Received: 05 July 2018; Accepted: 06 December 2018;
Published: 19 December 2018.

Edited by:

Nibaldo C. Inestrosa, Pontificia Universidad Católica de Chile, Chile

Reviewed by:

Cristian Bonvicini, Centro San Giovanni di Dio Fatebenefratelli (IRCCS), Italy
Sid O’Bryant, University of North Texas Health Science Center, United States

Copyright © 2018 Porter, Burnham, Savage, Lim, Maruff, Milicic, Peretti, Ames, Masters, Martins, Rainey-Smith, Rowe, Salvado, Taddei, Groth, Verdile, Villemagne and Laws. This is an open-access article distributed under the terms of the Creative Commons Attribution License (CC BY). The use, distribution or reproduction in other forums is permitted, provided the original author(s) and the copyright owner(s) are credited and that the original publication in this journal is cited, in accordance with accepted academic practice. No use, distribution or reproduction is permitted which does not comply with these terms.

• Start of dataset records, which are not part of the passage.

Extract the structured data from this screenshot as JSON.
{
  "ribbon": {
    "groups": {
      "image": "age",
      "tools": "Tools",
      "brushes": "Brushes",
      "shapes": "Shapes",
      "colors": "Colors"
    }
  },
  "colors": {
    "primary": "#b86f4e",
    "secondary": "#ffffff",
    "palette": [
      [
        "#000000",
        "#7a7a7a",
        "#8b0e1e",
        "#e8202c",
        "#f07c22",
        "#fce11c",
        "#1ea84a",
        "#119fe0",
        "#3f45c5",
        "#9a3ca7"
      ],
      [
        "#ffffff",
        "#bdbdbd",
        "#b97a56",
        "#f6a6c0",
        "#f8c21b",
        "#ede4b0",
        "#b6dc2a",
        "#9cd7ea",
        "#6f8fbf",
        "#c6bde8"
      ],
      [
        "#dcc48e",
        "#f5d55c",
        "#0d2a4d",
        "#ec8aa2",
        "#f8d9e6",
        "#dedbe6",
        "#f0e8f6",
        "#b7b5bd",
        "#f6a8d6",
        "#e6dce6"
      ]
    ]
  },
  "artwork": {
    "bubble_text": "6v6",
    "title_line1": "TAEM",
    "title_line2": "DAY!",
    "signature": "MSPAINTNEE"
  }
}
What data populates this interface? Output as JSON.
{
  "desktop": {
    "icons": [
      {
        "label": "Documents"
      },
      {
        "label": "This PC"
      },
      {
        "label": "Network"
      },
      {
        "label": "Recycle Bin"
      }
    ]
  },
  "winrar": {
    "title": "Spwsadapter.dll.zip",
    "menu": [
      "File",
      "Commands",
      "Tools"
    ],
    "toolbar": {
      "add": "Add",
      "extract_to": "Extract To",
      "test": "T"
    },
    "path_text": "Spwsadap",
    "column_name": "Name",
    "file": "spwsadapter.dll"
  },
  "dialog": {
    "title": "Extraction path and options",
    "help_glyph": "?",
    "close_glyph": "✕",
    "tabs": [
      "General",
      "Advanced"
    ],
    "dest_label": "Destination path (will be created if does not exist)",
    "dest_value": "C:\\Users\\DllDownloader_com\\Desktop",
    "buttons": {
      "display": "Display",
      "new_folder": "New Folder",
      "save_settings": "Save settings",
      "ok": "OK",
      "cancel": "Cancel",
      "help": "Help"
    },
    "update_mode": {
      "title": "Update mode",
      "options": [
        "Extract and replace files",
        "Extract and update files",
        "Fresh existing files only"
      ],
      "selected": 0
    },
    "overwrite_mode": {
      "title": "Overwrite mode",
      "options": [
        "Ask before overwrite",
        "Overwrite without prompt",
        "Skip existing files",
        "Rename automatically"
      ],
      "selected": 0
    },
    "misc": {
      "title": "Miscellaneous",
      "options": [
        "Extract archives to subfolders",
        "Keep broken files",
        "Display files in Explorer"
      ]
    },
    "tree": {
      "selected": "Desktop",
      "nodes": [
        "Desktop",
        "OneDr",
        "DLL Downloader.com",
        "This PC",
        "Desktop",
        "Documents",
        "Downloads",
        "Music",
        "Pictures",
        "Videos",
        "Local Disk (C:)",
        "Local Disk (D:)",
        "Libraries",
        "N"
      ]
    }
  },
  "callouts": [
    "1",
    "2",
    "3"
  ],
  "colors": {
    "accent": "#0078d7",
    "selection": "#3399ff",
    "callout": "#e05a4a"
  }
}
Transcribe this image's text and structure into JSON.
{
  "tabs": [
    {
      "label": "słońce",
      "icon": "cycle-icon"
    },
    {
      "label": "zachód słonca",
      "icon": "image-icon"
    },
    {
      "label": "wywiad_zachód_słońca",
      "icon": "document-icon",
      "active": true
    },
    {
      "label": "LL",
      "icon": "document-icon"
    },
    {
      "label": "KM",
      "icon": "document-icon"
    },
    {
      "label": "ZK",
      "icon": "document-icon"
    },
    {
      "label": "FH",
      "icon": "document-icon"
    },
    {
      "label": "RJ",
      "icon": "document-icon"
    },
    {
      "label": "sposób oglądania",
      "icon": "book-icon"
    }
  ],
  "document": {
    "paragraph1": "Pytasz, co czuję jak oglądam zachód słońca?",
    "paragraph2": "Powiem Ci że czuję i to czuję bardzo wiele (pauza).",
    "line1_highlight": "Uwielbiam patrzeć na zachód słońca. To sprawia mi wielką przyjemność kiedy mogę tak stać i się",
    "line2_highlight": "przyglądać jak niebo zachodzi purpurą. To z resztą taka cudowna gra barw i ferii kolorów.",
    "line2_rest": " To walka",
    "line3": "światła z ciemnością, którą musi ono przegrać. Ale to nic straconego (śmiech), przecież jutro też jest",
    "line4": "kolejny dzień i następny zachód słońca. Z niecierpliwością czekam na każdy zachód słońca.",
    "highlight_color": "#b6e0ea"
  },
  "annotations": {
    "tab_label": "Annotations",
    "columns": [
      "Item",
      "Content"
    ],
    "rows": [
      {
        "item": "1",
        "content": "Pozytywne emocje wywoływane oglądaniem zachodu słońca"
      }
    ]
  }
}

*Correspondence: Simon M. Laws, s.laws@ecu.edu.au